::: Supplied data
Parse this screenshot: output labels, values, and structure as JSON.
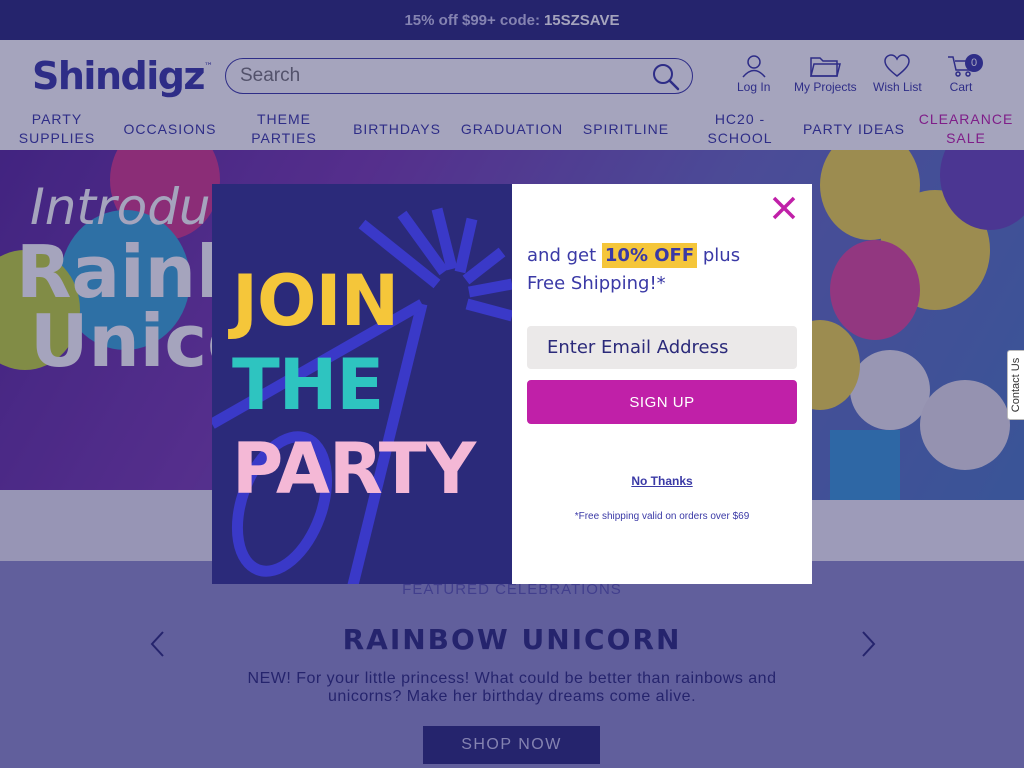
{
  "promo": {
    "text": "15% off $99+ code:",
    "code": "15SZSAVE"
  },
  "header": {
    "logo": "Shindigz",
    "logo_mark": "™",
    "search_placeholder": "Search",
    "login": "Log In",
    "projects": "My Projects",
    "wishlist": "Wish List",
    "cart": "Cart",
    "cart_count": "0"
  },
  "nav": {
    "party_supplies_1": "PARTY",
    "party_supplies_2": "SUPPLIES",
    "occasions": "OCCASIONS",
    "theme_parties_1": "THEME",
    "theme_parties_2": "PARTIES",
    "birthdays": "BIRTHDAYS",
    "graduation": "GRADUATION",
    "spiritline": "SPIRITLINE",
    "hc20_1": "HC20 -",
    "hc20_2": "SCHOOL",
    "party_ideas": "PARTY IDEAS",
    "clearance_1": "CLEARANCE",
    "clearance_2": "SALE"
  },
  "hero": {
    "intro": "Introdu",
    "line2": "Rainb",
    "line3": "Unico"
  },
  "featured": {
    "label": "FEATURED CELEBRATIONS",
    "title": "RAINBOW UNICORN",
    "description": "NEW! For your little princess! What could be better than rainbows and unicorns? Make her birthday dreams come alive.",
    "button": "SHOP NOW"
  },
  "contact_tab": "Contact Us",
  "modal": {
    "word1": "JOIN",
    "word2": "THE",
    "word3": "PARTY",
    "offer_prefix": "and get",
    "offer_highlight": "10% OFF",
    "offer_suffix": "plus",
    "offer_line2": "Free Shipping!*",
    "email_placeholder": "Enter Email Address",
    "signup": "SIGN UP",
    "no_thanks": "No Thanks",
    "disclaimer": "*Free shipping valid on orders over $69"
  },
  "colors": {
    "brand_navy": "#2b2a7a",
    "brand_blue": "#3a39a6",
    "magenta": "#c020a8",
    "yellow": "#f5c63a",
    "teal": "#2ec4c0",
    "pink": "#f4b8d6"
  }
}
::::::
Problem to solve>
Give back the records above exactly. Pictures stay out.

Task output>
Parse this screenshot: output labels, values, and structure as JSON.
{
  "promo": {
    "text": "15% off $99+ code:",
    "code": "15SZSAVE"
  },
  "header": {
    "logo": "Shindigz",
    "logo_mark": "™",
    "search_placeholder": "Search",
    "login": "Log In",
    "projects": "My Projects",
    "wishlist": "Wish List",
    "cart": "Cart",
    "cart_count": "0"
  },
  "nav": {
    "party_supplies_1": "PARTY",
    "party_supplies_2": "SUPPLIES",
    "occasions": "OCCASIONS",
    "theme_parties_1": "THEME",
    "theme_parties_2": "PARTIES",
    "birthdays": "BIRTHDAYS",
    "graduation": "GRADUATION",
    "spiritline": "SPIRITLINE",
    "hc20_1": "HC20 -",
    "hc20_2": "SCHOOL",
    "party_ideas": "PARTY IDEAS",
    "clearance_1": "CLEARANCE",
    "clearance_2": "SALE"
  },
  "hero": {
    "intro": "Introdu",
    "line2": "Rainb",
    "line3": "Unico"
  },
  "featured": {
    "label": "FEATURED CELEBRATIONS",
    "title": "RAINBOW UNICORN",
    "description": "NEW! For your little princess! What could be better than rainbows and unicorns? Make her birthday dreams come alive.",
    "button": "SHOP NOW"
  },
  "contact_tab": "Contact Us",
  "modal": {
    "word1": "JOIN",
    "word2": "THE",
    "word3": "PARTY",
    "offer_prefix": "and get",
    "offer_highlight": "10% OFF",
    "offer_suffix": "plus",
    "offer_line2": "Free Shipping!*",
    "email_placeholder": "Enter Email Address",
    "signup": "SIGN UP",
    "no_thanks": "No Thanks",
    "disclaimer": "*Free shipping valid on orders over $69"
  },
  "colors": {
    "brand_navy": "#2b2a7a",
    "brand_blue": "#3a39a6",
    "magenta": "#c020a8",
    "yellow": "#f5c63a",
    "teal": "#2ec4c0",
    "pink": "#f4b8d6"
  }
}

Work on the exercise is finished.